CAIRO (Reuters) - When a colleague in Holland asked historian Pascale Ghazaleh this month whether to send a group of students to Egypt, her response was a resounding ‘No’.
“I said I don’t think we should because besides all the misunderstandings that can traditionally potentially happen, the harassment which is par for the course... you could also get tortured and murdered in the course of your research,” she said.
The killing of Italian graduate student Giulio Regeni, who disappeared on Jan. 25, the anniversary of the 2011 uprising that ended Hosni Mubarak’s 30-year-rule, has sent a chill through the academic community in Egypt and beyond.
Scholars in Egypt say they have long worked under threat of arrest or deportation, but the gruesome nature of Regeni’s death has raised fears that the pursuit of knowledge will fall victim to the toughest assault on freedom in Egypt’s modern history.
The tortured and broken corpse of the 28-year old Cambridge University student, who was researching the rise of independent labor unions following the 2011 revolt, was found at the side of a motorway nine days after he vanished.
Human rights groups say Regeni’s killing bears the hallmarks of the security services - an accusation Egypt has rejected.
Scholars inside and outside Egypt point to a history of harassment against colleagues studying labor activism in the country and have demanded an independent probe including into the possibility police or security services were involved.
Repeated bouts of labor unrest in the years leading up to 2011 helped fuel demands for change and the uprising gave a moribund union movement a new lease of life and independence. That role has marked the labor movement out to authorities as a potential well-spring of mass political mobilization.
“I know a number of other academics who worked on similar issues who have been arrested, detained, denied entry or forced to leave Egypt,” said Amy Austin Holmes, assistant professor of sociology at the American University in Cairo (AUC).
“Many people don’t realize this, because when this happens the academics in question usually stay silent, hoping that next time they will get a visa.”
The influential Middle East Studies Association has warned its 2,700 members to reflect carefully on plans to work in Egypt, calling Regeni’s death the “tragically predictable outcome” of a rise in violence and repression against academics.

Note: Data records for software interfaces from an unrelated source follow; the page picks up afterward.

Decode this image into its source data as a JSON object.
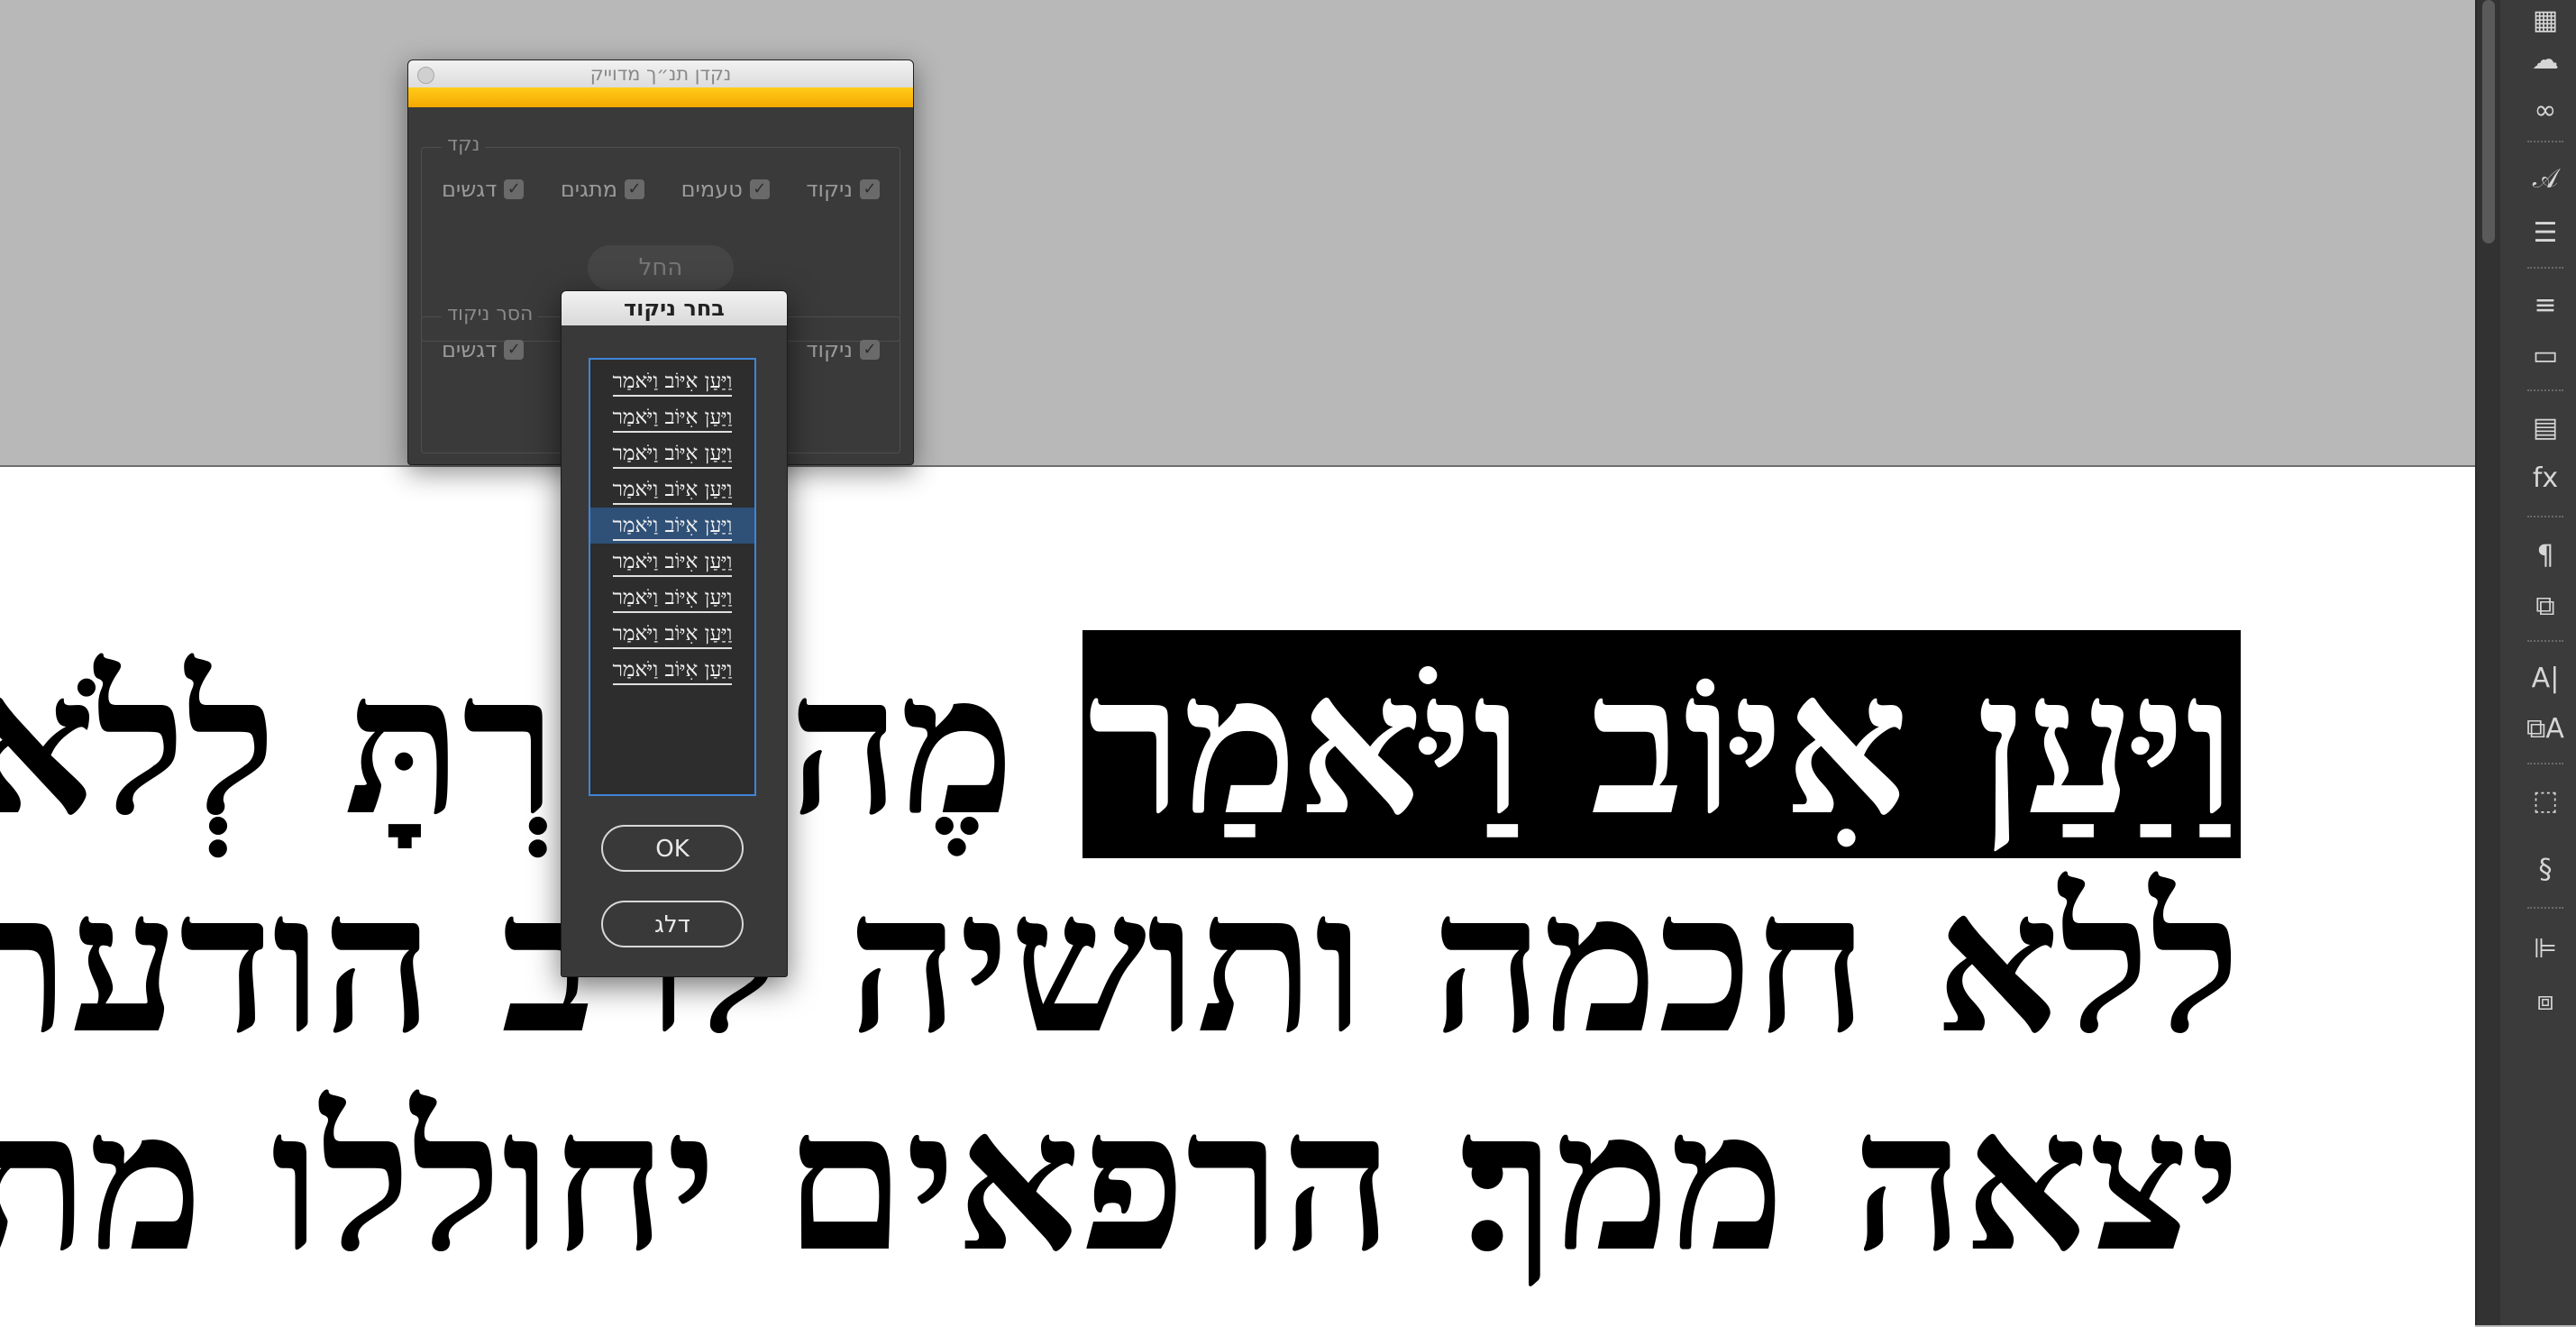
{
  "document": {
    "line1": {
      "highlighted": "וַיַּעַן אִיּוֹב וַיֹּאמַר",
      "rest": "׃ מֶה עָזַרְתָּ לְלֹא כֹחַ הוֹ"
    },
    "line2": "ללא חכמה ותושיה לרב הודעת׃ את",
    "line3": "יצאה ממך׃ הרפאים יחוללו מתחת מ"
  },
  "nikud_dialog": {
    "title": "נקדן תנ״ך מדוייק",
    "add_group": {
      "legend": "נקד",
      "checkboxes": [
        "דגשים",
        "מתגים",
        "טעמים",
        "ניקוד"
      ],
      "start_button": "החל"
    },
    "remove_group": {
      "legend": "הסר ניקוד",
      "checkboxes": [
        "דגשים",
        "ניקוד"
      ]
    }
  },
  "choose_dialog": {
    "title": "בחר ניקוד",
    "options": [
      "וַיַּעַן אִיּוֹב וַיֹּאמַר",
      "וַיַּעַן אִיּוֹב וַיֹּאמַר",
      "וַיַּעַן אִיּוֹב וַיֹּאמַר",
      "וַיַּעַן אִיּוֹב וַיֹּאמַר",
      "וַיַּעַן אִיּוֹב וַיֹּאמַר",
      "וַיַּעַן אִיּוֹב וַיֹּאמַר",
      "וַיַּעַן אִיּוֹב וַיֹּאמַר",
      "וַיַּעַן אִיּוֹב וַיֹּאמַר",
      "וַיַּעַן אִיּוֹב וַיֹּאמַר"
    ],
    "selected_index": 4,
    "ok_label": "OK",
    "skip_label": "דלג"
  },
  "panel_tools": [
    {
      "name": "swatches-icon",
      "glyph": "▦"
    },
    {
      "name": "creative-cloud-icon",
      "glyph": "☁"
    },
    {
      "name": "links-icon",
      "glyph": "∞"
    },
    {
      "name": "character-styles-icon",
      "glyph": "𝒜"
    },
    {
      "name": "text-wrap-icon",
      "glyph": "☰"
    },
    {
      "name": "stroke-icon",
      "glyph": "≡"
    },
    {
      "name": "gradient-icon",
      "glyph": "▭"
    },
    {
      "name": "pages-icon",
      "glyph": "▤"
    },
    {
      "name": "effects-icon",
      "glyph": "fx"
    },
    {
      "name": "paragraph-icon",
      "glyph": "¶"
    },
    {
      "name": "paragraph-styles-icon",
      "glyph": "⧉"
    },
    {
      "name": "character-icon",
      "glyph": "A|"
    },
    {
      "name": "character-styles-alt-icon",
      "glyph": "⧉A"
    },
    {
      "name": "object-styles-icon",
      "glyph": "⬚"
    },
    {
      "name": "scripts-icon",
      "glyph": "§"
    },
    {
      "name": "align-icon",
      "glyph": "⊫"
    },
    {
      "name": "pathfinder-icon",
      "glyph": "⧈"
    }
  ]
}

“We believe there is reason for serious concern regarding anyone’s ability to carry out research safely,” it said in a message to members.
That message was echoed by students and faculty at AUC, where Regeni was a visiting scholar, who issued a statement at a tearful memorial on Wednesday calling on the university to protect the right of their community to work freely and safely.
Professors say they now face an dilemma: should they suspend fieldwork on sensitive topics or push on with research, despite the risks that entails.
“We need to be clear about what to do. Can we do research or should I censor my students? It is a very serious issue whether for Egyptians or foreigners,” said Hanan Sabea, associate professor of anthropology at AUC.
Scholars and researchers in Egypt faced pressure before 2011, but say restrictions have increased in the past two years.
Human rights groups accuse President Abdel Fattah al-Sisi’s government of widespread abuses, allegations it denies.
As armed forces chief, Sisi toppled Islamist President Mohamed Mursi in 2013 after mass protests against his rule. Security forces killed hundreds of Mursi supporters and jailed thousands. Secular activists were later rounded up.
NGOs have also been closed in what critics say is an effort to strip away freedoms won in the 2011 uprising.
When Philip Rizk, a dual Egyptian-German national, was detained at a protest in support of Gaza in 2009, he said he was blindfolded and interrogated for four days but eventually freed unharmed and allowed to resume his graduate studies.
But under rules introduced in 2014, students are banned from any political or partisan activity at state universities. The president must now also approve appointments of top staff, keeping out scholars who do not toe the political line.
Scholars at private colleges also face pressures.
Emad Shahin, a respected academic and public policy professor at AUC, fled the country in 2014 after being charged with espionage for his opposition to Mursi’s overthrow. He was later sentenced to death in absentia.
Now in the United States, Shahin says he has no intention of returning until he is assured of a fair trial.
“The situation that Egypt is currently going through is important to many academic and research fields,” he said. “Being unable to study these first hand is a great loss.”
Yet students and faculty remain defiant. At a vigil on AUC’s sprawling campus last week, students unfurled a huge banner from a rooftop reading: “Giulio’s murder is not an isolated incident” and “the AUC bubble will not protect you”.
Speaking after a memorial for Regeni, Ghazaleh said historians and other researchers were even vetted by security to get access to the national archives.
“The change in Giulio being tortured and murdered is that the last taboo fell,” she said.
“So class no longer protects people where once it might have, connections don’t protect people where once they might have and now nationality doesn’t protect people.”
Editing by Michael Georgy